It’s only been a little more than a month since I started this project, but so far, I’d say my “war” on social media has been a success. I’m seeing slow and steady growth across both Twitter and Instagram and I’m (finally) starting to see organic interaction on my posts (particularly on Twitter). Many social media networks have a “tipping point” when it comes to followers, where their algorithm suddenly starts giving you more exposure simply because of the amount of active followers you have, and I can only hope I reach one of those milestones soon. It would be so nice to diversify my social media traffic from Pinterest and Facebook.
RPM stands for revenue per mille, and “mille” stands for a thousand impressions. It’s a metric web sites use to see how much income every 1000 page views (note: that’s different than each unique visitor) could potentially bring to their site.
RPM rang in at $8.10 (went down 2%) for June, and the reasoning is the same as it was for this month’s profits: too few sponsored posts and very high ad revenue. And even though this number isn’t my $10 RPM goal, I’m going to love it anyway, because this will probably be the highest RPM I’ll see for the next few months.
July marks the beginning of Q3, and as far as revenue goes, it will likely be just as bad as the beginning of Q1. It’s an ironic balance – companies spend Q3 saving up all the money they’re going to spend in Q4, and once it’s over, they spend all of Q1 recuperating from the money they spent. This essentially means that Q2 and Q4 are the most profitable times of the year for a blogger and Q1 and Q3 are the least profitable. And with July now on the horizon, it means this little food blog is about to venture into dark times. Traffic will go up but revenue will not, so the RPM will look worse on paper than it normally would.

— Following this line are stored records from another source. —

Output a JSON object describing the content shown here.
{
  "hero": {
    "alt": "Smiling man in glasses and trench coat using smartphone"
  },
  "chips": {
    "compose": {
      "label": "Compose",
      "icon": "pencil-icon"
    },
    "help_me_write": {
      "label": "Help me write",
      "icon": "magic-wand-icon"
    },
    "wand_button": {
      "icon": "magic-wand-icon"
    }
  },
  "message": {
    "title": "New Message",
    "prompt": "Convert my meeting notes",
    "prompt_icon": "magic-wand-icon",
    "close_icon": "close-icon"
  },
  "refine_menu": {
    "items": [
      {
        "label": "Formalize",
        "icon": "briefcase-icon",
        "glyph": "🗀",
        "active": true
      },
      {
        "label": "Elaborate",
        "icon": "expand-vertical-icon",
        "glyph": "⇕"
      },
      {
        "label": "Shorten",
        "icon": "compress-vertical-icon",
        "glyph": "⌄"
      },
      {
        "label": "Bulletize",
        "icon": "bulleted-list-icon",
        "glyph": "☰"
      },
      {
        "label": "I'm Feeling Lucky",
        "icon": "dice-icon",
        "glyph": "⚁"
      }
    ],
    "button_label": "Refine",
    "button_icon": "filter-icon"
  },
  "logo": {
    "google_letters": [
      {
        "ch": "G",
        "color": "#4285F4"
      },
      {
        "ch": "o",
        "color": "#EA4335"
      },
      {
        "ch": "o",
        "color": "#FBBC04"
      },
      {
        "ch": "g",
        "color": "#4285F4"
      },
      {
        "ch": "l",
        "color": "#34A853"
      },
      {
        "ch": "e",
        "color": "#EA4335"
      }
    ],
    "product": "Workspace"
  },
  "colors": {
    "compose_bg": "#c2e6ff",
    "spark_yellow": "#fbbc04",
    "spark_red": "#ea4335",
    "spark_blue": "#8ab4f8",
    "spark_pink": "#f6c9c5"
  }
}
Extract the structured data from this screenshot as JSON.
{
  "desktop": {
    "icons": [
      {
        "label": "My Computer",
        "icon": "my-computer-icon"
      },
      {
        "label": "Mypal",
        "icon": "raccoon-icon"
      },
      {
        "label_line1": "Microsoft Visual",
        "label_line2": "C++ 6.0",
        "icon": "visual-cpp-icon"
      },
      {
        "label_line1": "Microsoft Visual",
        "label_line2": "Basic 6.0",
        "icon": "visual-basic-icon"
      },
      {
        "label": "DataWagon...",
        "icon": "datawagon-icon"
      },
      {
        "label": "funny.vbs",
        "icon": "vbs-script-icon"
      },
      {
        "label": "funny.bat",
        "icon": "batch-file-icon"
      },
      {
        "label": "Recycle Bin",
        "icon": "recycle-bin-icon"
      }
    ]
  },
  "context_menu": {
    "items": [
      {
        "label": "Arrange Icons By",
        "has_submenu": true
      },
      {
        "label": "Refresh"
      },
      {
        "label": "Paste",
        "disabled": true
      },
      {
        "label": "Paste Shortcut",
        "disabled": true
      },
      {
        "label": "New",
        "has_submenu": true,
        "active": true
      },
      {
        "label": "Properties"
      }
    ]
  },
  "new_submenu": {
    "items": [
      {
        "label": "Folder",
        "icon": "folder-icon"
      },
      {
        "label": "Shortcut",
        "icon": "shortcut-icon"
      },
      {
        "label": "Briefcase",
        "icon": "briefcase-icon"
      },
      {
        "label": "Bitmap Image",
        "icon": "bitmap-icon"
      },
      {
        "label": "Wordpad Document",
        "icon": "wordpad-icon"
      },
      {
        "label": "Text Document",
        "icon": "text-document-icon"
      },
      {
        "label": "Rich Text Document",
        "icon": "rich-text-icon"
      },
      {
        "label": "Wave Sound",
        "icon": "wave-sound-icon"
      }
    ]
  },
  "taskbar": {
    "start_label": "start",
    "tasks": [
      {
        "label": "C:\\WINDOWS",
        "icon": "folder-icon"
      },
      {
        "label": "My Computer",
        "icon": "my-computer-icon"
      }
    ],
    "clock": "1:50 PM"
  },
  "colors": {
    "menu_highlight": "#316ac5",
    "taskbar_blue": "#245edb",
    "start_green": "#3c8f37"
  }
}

My only hope is that once the new design is released (SOON OMG SOON) I can use the “new and improved” image to reach out to more brands and rustle up more sponsored opportunities. Ideally, those deals would help fill in the money gaps.
Traffic sources this month went largely unchanged for June. Yummly and Facebook traded places in the rankings, but beyond that, it’s all “no news is good news” on this front.
Most Popular Posts
- Baileys Cookies and Cream Parfaits – 48,150 Pageviews
- Cannoli Dip – 41,601 Pageviews
- Cookie Dough Dip – 30,288 Pageviews
- Bacon Wrapped Cream Cheese Stuffed Chicken – 24,874 Pageviews
- Weight Loss Wonder Soup – 19,208 Pageviews
It was just last month that Weight Loss Wonder Soup took the spot of my most popular post, but here we are 30 days later and it’s been knocked back down to number five. The Baileys Parfait post reigns supreme once again, and it’s in interesting company: Cannoli Dip was another one of those posts I made on a whim and yet these days it’s one of my most popular posts. Go figure!
That’s a Wrap!
That’s all for this month – thank you for reading! Here’s hoping there will be bigger and better numbers for July!